After 16 days out on the Antarctic ice, veteran polar explorer Eric Larsen has decided to end his Cycle South Expedition. Larsen had hoped to become the first person to ride a mountain bike from Hercules Inlet – located along the Antarctic coast – to the South Pole. But high winds and challenging surface conditions proved too difficult to overcome, forcing him to pull the plug prematurely. He had hoped to ride more than 700 miles on his journey across the frozen continent.

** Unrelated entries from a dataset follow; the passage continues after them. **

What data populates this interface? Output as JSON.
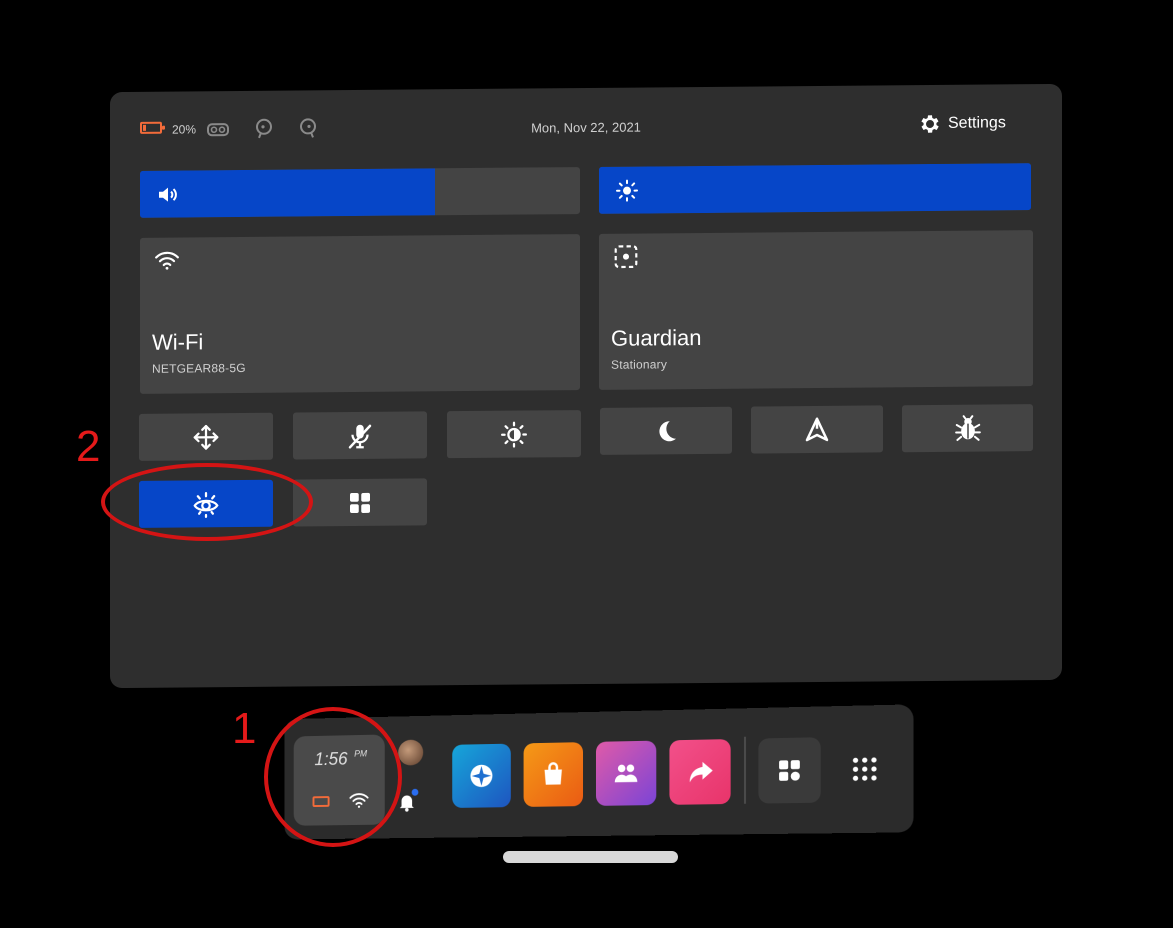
{
  "status_bar": {
    "battery_percent": "20%",
    "battery_level": 0.2,
    "battery_color": "#f26b3a",
    "icons": [
      "battery-icon",
      "headset-icon",
      "left-controller-icon",
      "right-controller-icon"
    ],
    "date": "Mon, Nov 22, 2021",
    "settings_label": "Settings"
  },
  "sliders": {
    "volume": {
      "icon": "speaker-icon",
      "level": 0.67
    },
    "brightness": {
      "icon": "sun-icon",
      "level": 1.0
    }
  },
  "tiles": {
    "wifi": {
      "icon": "wifi-icon",
      "title": "Wi-Fi",
      "subtitle": "NETGEAR88-5G"
    },
    "guardian": {
      "icon": "guardian-icon",
      "title": "Guardian",
      "subtitle": "Stationary"
    }
  },
  "quick_actions": [
    {
      "icon": "move-icon",
      "active": false
    },
    {
      "icon": "mic-off-icon",
      "active": false
    },
    {
      "icon": "brightness-icon",
      "active": false
    },
    {
      "icon": "moon-icon",
      "active": false
    },
    {
      "icon": "casting-icon",
      "active": false
    },
    {
      "icon": "bug-icon",
      "active": false
    },
    {
      "icon": "eye-comfort-icon",
      "active": true
    },
    {
      "icon": "widgets-icon",
      "active": false
    }
  ],
  "annotations": {
    "label_1": "1",
    "label_2": "2",
    "color": "#d41414"
  },
  "dock": {
    "time": "1:56",
    "ampm": "PM",
    "apps": [
      {
        "icon": "explore-icon",
        "color": "#1f7fd0"
      },
      {
        "icon": "store-icon",
        "color": "#f07a14"
      },
      {
        "icon": "people-icon",
        "color": "#b04fc9"
      },
      {
        "icon": "share-icon",
        "color": "#e8407a"
      }
    ],
    "right_icons": [
      "widgets-icon",
      "apps-grid-icon"
    ]
  },
  "colors": {
    "accent": "#0646c8",
    "panel": "#2e2e2e",
    "tile": "#444444"
  }
}
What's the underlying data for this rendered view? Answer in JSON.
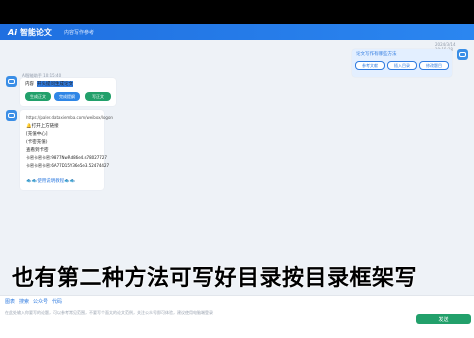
{
  "app": {
    "logo": "Ai",
    "title": "智能论文",
    "nav_label": "内容写作参考"
  },
  "user_message": {
    "timestamp": "2024/3/14 10:15:38",
    "text": "论文写作有哪些方法",
    "buttons": [
      "参考文献",
      "插入目录",
      "修改题目"
    ]
  },
  "ai_message_1": {
    "name": "AI智能助手 10:15:40",
    "prefix": "内容",
    "highlight": "开头提问生成论文",
    "buttons": [
      "生成正文",
      "完成提纲",
      "写正文"
    ]
  },
  "ai_message_2": {
    "lines": [
      "https://paler.dataxiemba.com/weibox/logon",
      "🔔打开上方链接",
      "[充值中心]",
      "(卡密充值)",
      "查看到卡密",
      "卡密卡密卡密:9877NwRd86e4.s78027727",
      "卡密卡密卡密:6A77D15Y36e5e3.52474427"
    ],
    "footer": "🐟🐟使用说明教程🐟🐟"
  },
  "caption": "也有第二种方法可写好目录按目录框架写",
  "input": {
    "tools": [
      "图表",
      "搜索",
      "公众号",
      "代码"
    ],
    "placeholder": "在此处输入你要写的论题，可以参考常见范围，不要写个面太的论文范例，关注公众号即可体验，建议使用电脑端登录",
    "send_label": "发送"
  }
}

We first told you about Larsen’s aspirations two months back when the expedition was still in the planning stages. At that time, the plan was to travel solo and unsupported to the Pole on a bike that had been specifically built to handle the rigors of the Antarctic. That bike featured five-inch wide tires that were built to float over ice and snow, helping to make the entire trip possible. It was also outfitted with custom made paniers that carried all of the supplies and gear necessary for the journey.
After traveling to Punta Arenas, Chile in mid-December, Eric caught a flight to Antarctica and began his cycling journey on the 20th of the month. But pedaling his bike south proved to be more difficult than he had anticipated as the constant headwinds made it a challenge to cover the mileage necessary to reach the South Pole on schedule. After eight days out on the ice, Eric came to the difficult conclusion that he would run out of food long before he made it to the bottom of the world. So, with that in mind, he decided to turn around and head back to his starting point at Hercules Inlet where he was met yesterday by a twin otters aircraft that was standing by to retrieve him. After a short flight, Larsen was back in the permanent camp operated by ALE at Union Glacier where he now awaits a flight back to Chile.
One of the main goals of the Cycle South Expedition was to encourage individuals to use bicycles to reduce their carbon footprints in order to have a lasting impact on the world. Even though he is no longer traveling to the South Pole, Eric has vowed to continue spreading this message. He is also using the expedition to support several charities, including Winter Wildlands Alliance, Protect Our Winters, the Davis Phinney Foundation and Worldbike.
It’s a shame Eric won’t have the opportunity to complete his expedition, but in this case it seems that discretion really is the better part of valor. His vast experience in the cold places of our planet told him that it was dangerous to continue and he made the wise choice to turn back rather than get himself into trouble. There is a good lesson in that for other outdoor adventurers.
By Kraig Becker
[Photo Credit: Eric Larsen]